Many people would happily be done with him today, or at least next spring. If you look at full season statistics, he’s near the bottom of the NFL, in the mid-20s in most categories. But that ignores his real progress over the year, and the serious problems this team had (especially on the offensive line) early on.

Bradford continues to trend up, though the turnovers tonight muddle the picture a bit. But he’s learning the system, finding receivers, and making some remarkable throws within it, such as his back shoulder pass to Celek for a very tough first down. He handles pressure and takes hits well, and is even starting to scramble a bit.

The available veterans on the other hand (RGIII, Kaepernick, Foles, Osweiler) are trending down, and rookies are a big risk. A very low percentage ever succeed, and there are no Mariota’s or Winston’s this year. Even the guys touted as surprise successes recently — Tyrod Taylor and Teddy Bridgewater — are getting second thoughts from writers and fans. And they were one in ten risks that paid off.

Let’s say you do guess correctly which QB in the draft to get, say Carson Wentz. He won’t be ready to lead an NFL franchise on day one coming out of North Dakota State. But if you don’t sign Bradford, your choices are him or Sanchez. It’s going to be ugly either way, and saving a few million dollars won’t really ease that pain.

As long as Bradford continues to improve, I think the Eagles need to stick with him (and also draft a later round longshot QB or two). Sam still has considerable upside; before Adrian Peterson’s great recovery, it was just assumed that any football player with an ACL tear wouldn’t be fully healed until his second year back.
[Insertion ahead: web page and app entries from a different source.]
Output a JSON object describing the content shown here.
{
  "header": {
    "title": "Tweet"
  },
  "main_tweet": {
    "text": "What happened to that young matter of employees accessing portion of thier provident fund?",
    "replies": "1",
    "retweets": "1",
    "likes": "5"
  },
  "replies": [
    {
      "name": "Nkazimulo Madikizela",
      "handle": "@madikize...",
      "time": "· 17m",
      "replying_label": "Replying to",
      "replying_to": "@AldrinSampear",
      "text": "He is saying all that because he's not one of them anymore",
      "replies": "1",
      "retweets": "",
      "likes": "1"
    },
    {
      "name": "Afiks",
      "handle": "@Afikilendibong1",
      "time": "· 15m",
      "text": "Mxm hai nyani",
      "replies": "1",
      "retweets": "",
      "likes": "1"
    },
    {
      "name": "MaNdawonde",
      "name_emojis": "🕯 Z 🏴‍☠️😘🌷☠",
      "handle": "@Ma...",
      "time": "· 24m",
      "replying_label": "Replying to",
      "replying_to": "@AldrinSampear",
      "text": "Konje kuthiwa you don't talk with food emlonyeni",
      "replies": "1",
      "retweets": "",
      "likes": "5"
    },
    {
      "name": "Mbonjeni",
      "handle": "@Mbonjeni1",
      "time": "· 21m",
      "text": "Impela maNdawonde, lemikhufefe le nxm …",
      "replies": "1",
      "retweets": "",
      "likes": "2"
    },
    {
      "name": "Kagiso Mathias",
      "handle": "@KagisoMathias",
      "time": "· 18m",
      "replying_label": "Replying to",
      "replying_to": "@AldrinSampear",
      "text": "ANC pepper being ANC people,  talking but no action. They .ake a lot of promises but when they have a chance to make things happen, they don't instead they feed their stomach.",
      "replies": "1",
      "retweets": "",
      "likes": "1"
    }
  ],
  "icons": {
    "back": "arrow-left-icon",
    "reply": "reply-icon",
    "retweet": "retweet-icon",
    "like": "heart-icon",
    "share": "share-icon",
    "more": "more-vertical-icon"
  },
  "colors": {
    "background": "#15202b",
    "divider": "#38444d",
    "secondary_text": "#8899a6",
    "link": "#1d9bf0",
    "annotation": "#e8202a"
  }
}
I would still call Sam unproven at best, but if the team can sign him to a multi-year contact, perhaps giving a relatively high $20 million or so per year in return for being able to cut him at no cost after two years, then he works either way. He runs the team well as long as he continues to improve, while the coaches develop the rookie and get him up to speed.